- About this task -
Output all entries precisely.

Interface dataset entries
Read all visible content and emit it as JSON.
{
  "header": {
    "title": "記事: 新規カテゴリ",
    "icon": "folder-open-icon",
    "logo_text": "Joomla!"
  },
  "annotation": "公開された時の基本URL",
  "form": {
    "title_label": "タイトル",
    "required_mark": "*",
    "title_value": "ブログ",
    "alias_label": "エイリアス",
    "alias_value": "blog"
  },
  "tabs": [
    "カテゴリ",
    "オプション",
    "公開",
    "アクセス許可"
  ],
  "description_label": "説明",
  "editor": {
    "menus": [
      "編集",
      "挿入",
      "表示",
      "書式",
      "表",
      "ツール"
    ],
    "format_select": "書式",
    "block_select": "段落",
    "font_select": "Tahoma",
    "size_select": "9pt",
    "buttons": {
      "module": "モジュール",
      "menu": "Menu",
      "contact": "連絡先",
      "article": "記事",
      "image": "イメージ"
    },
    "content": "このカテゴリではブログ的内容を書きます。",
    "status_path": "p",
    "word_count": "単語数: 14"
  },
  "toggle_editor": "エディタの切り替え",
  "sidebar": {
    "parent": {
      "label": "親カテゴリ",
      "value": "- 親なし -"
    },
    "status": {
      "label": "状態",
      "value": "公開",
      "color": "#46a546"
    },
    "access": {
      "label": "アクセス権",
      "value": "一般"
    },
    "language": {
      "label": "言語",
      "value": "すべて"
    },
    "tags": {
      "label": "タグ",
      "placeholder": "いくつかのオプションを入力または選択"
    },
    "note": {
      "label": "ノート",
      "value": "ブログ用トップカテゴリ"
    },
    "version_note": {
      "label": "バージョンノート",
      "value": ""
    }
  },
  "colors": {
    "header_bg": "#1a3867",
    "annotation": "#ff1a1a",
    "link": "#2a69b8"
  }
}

- Solution for this problem -
Read all visible content and emit it as JSON.
{
  "header": {
    "title": "記事: 新規カテゴリ",
    "icon": "folder-open-icon",
    "logo_text": "Joomla!"
  },
  "annotation": "公開された時の基本URL",
  "form": {
    "title_label": "タイトル",
    "required_mark": "*",
    "title_value": "ブログ",
    "alias_label": "エイリアス",
    "alias_value": "blog"
  },
  "tabs": [
    "カテゴリ",
    "オプション",
    "公開",
    "アクセス許可"
  ],
  "description_label": "説明",
  "editor": {
    "menus": [
      "編集",
      "挿入",
      "表示",
      "書式",
      "表",
      "ツール"
    ],
    "format_select": "書式",
    "block_select": "段落",
    "font_select": "Tahoma",
    "size_select": "9pt",
    "buttons": {
      "module": "モジュール",
      "menu": "Menu",
      "contact": "連絡先",
      "article": "記事",
      "image": "イメージ"
    },
    "content": "このカテゴリではブログ的内容を書きます。",
    "status_path": "p",
    "word_count": "単語数: 14"
  },
  "toggle_editor": "エディタの切り替え",
  "sidebar": {
    "parent": {
      "label": "親カテゴリ",
      "value": "- 親なし -"
    },
    "status": {
      "label": "状態",
      "value": "公開",
      "color": "#46a546"
    },
    "access": {
      "label": "アクセス権",
      "value": "一般"
    },
    "language": {
      "label": "言語",
      "value": "すべて"
    },
    "tags": {
      "label": "タグ",
      "placeholder": "いくつかのオプションを入力または選択"
    },
    "note": {
      "label": "ノート",
      "value": "ブログ用トップカテゴリ"
    },
    "version_note": {
      "label": "バージョンノート",
      "value": ""
    }
  },
  "colors": {
    "header_bg": "#1a3867",
    "annotation": "#ff1a1a",
    "link": "#2a69b8"
  }
}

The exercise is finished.